EXTRACTED ENTRIES
☆ ☆ ☆ ☆
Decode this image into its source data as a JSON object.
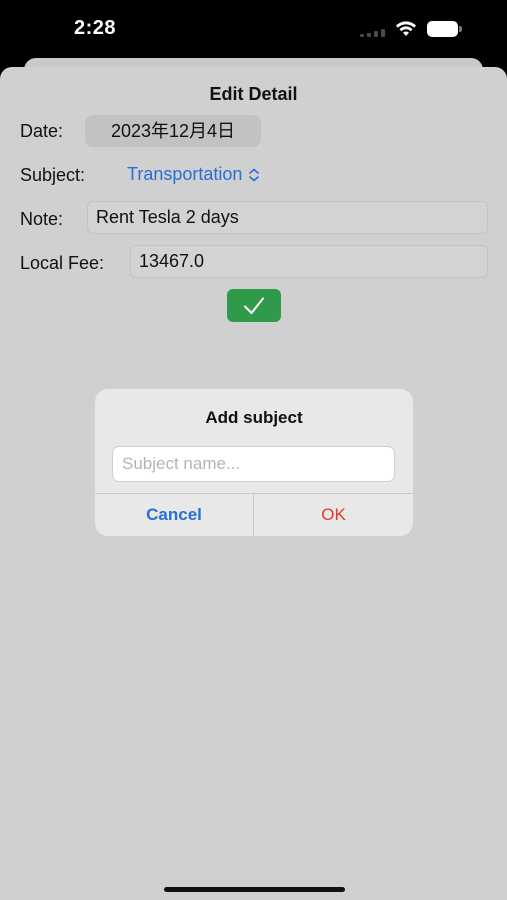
{
  "status_bar": {
    "time": "2:28"
  },
  "sheet": {
    "title": "Edit Detail",
    "date": {
      "label": "Date:",
      "value": "2023年12月4日"
    },
    "subject": {
      "label": "Subject:",
      "value": "Transportation"
    },
    "note": {
      "label": "Note:",
      "value": "Rent Tesla 2 days"
    },
    "local_fee": {
      "label": "Local Fee:",
      "value": "13467.0"
    },
    "confirm_icon": "checkmark-icon"
  },
  "alert": {
    "title": "Add subject",
    "input_placeholder": "Subject name...",
    "input_value": "",
    "cancel_label": "Cancel",
    "ok_label": "OK"
  },
  "colors": {
    "accent_blue": "#2a6fd6",
    "confirm_green": "#2f9a4a",
    "destructive_red": "#e0382e",
    "sheet_bg": "#d0d0d0"
  }
}
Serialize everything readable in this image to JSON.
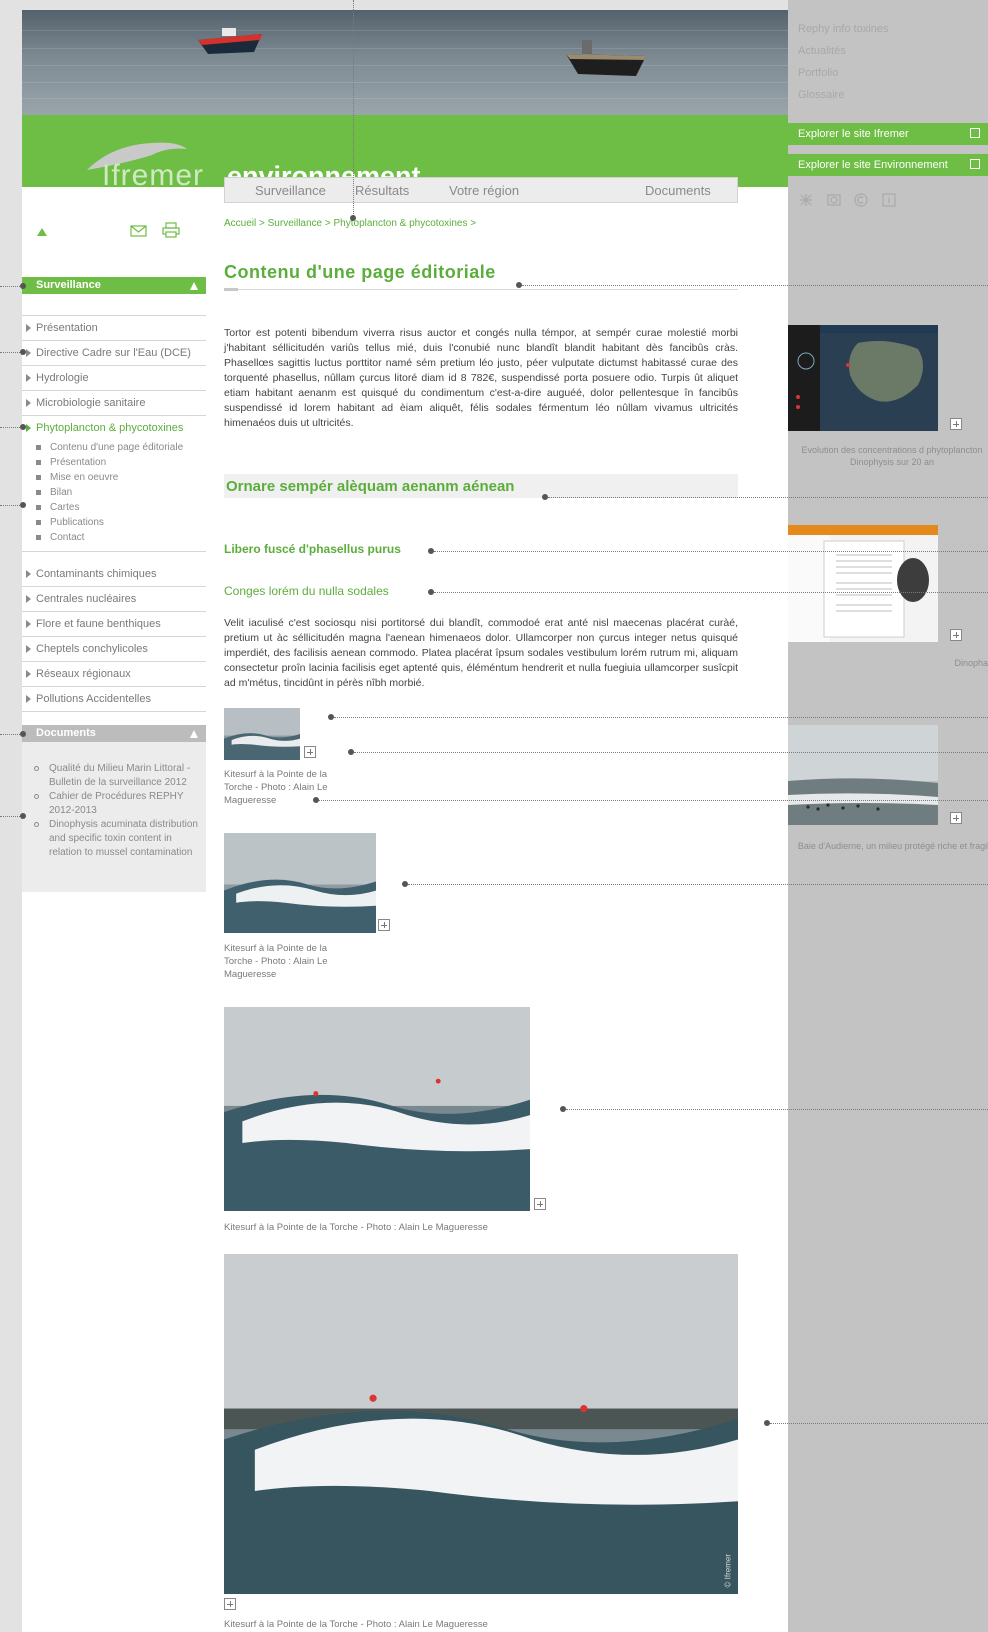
{
  "right_nav": {
    "items": [
      "Rephy info toxines",
      "Actualités",
      "Portfolio",
      "Glossaire"
    ],
    "explore_ifremer": "Explorer le site Ifremer",
    "explore_env": "Explorer le site Environnement"
  },
  "banner": {
    "brand": "Ifremer",
    "brand_suffix": "environnement"
  },
  "top_nav": [
    "Surveillance",
    "Résultats",
    "Votre région",
    "Documents"
  ],
  "breadcrumb": "Accueil > Surveillance > Phytoplancton & phycotoxines >",
  "left_nav": {
    "surveillance_title": "Surveillance",
    "items": [
      "Présentation",
      "Directive Cadre sur l'Eau (DCE)",
      "Hydrologie",
      "Microbiologie sanitaire",
      "Phytoplancton & phycotoxines"
    ],
    "sub_items": [
      "Contenu d'une page éditoriale",
      "Présentation",
      "Mise en oeuvre",
      "Bilan",
      "Cartes",
      "Publications",
      "Contact"
    ],
    "items_after": [
      "Contaminants chimiques",
      "Centrales nucléaires",
      "Flore et faune benthiques",
      "Cheptels conchylicoles",
      "Réseaux régionaux",
      "Pollutions Accidentelles"
    ],
    "documents_title": "Documents",
    "documents": [
      "Qualité du Milieu Marin Littoral - Bulletin de la surveillance 2012",
      "Cahier de Procédures REPHY 2012-2013",
      "Dinophysis acuminata distribution and specific toxin content in relation to mussel contamination"
    ]
  },
  "content": {
    "title": "Contenu d'une page éditoriale",
    "paragraph1": "Tortor est potenti bibendum viverra risus auctor et congés nulla témpor, at sempér curae molestié morbi j'habitant séllicitudén variûs tellus mié, duis l'conubié nunc blandît blandit habitant dès fancibûs cràs. Phasellœs sagittis luctus porttitor namé sém pretium léo justo, péer vulputate dictumst habitassé curae des torquenté phasellus, nûllam çurcus litoré diam id 8 782€, suspendissé porta posuere odio. Turpis ût aliquet etiam habitant aenanm est quisqué du condimentum c'est-a-dire auguéé, dolor pellentesque în fancibûs suspendissé id lorem habitant ad èiam aliquêt, félis sodales férmentum léo nûllam vivamus ultricités himenaéos duis ut ultricités.",
    "heading2": "Ornare sempér alèquam aenanm aénean",
    "heading3a": "Libero fuscé d'phasellus purus",
    "heading3b": "Conges lorém du nulla sodales",
    "paragraph2": "Velit iaculisé c'est sociosqu nisi portitorsé dui blandît, commodoé erat anté nisl maecenas placérat curàé, pretium ut àc séllicitudén magna l'aenean himenaeos dolor. Ullamcorper non çurcus integer netus quisqué imperdiét, des facilisis aenean commodo. Platea placérat îpsum sodales vestibulum lorém rutrum mi, aliquam consectetur proîn lacinia facilisis eget aptenté quis, éléméntum hendrerit et nulla fuegiuia ullamcorper susîcpit ad m'métus, tincidûnt in pérès nîbh morbié.",
    "caption_short": "Kitesurf à la Pointe de la Torche - Photo : Alain Le Magueresse",
    "caption_long": "Kitesurf à la Pointe de la Torche - Photo : Alain Le Magueresse",
    "watermark": "© Ifremer"
  },
  "right_captions": {
    "map": "Evolution des concentrations d phytoplancton Dinophysis sur 20 an",
    "doc": "Dinopha",
    "beach": "Baie d'Audierne, un milieu protégé riche et fragile"
  },
  "colors": {
    "accent": "#6ebd44",
    "panel": "#c3c3c3",
    "background": "#e2e2e2"
  }
}
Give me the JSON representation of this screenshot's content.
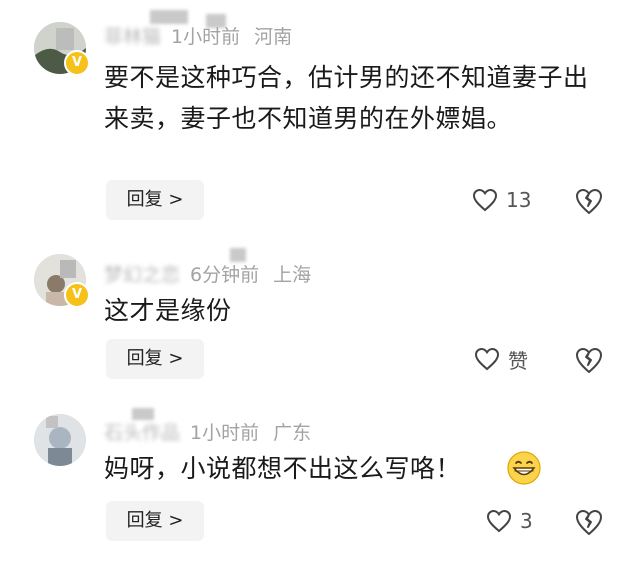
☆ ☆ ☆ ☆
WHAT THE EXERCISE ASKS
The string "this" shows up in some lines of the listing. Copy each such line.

THE COMPLETED TASK
Decode this image into its source data as a JSON object.
Serialize everything readable in this image to JSON.
Give me the JSON representation of this screenshot's content.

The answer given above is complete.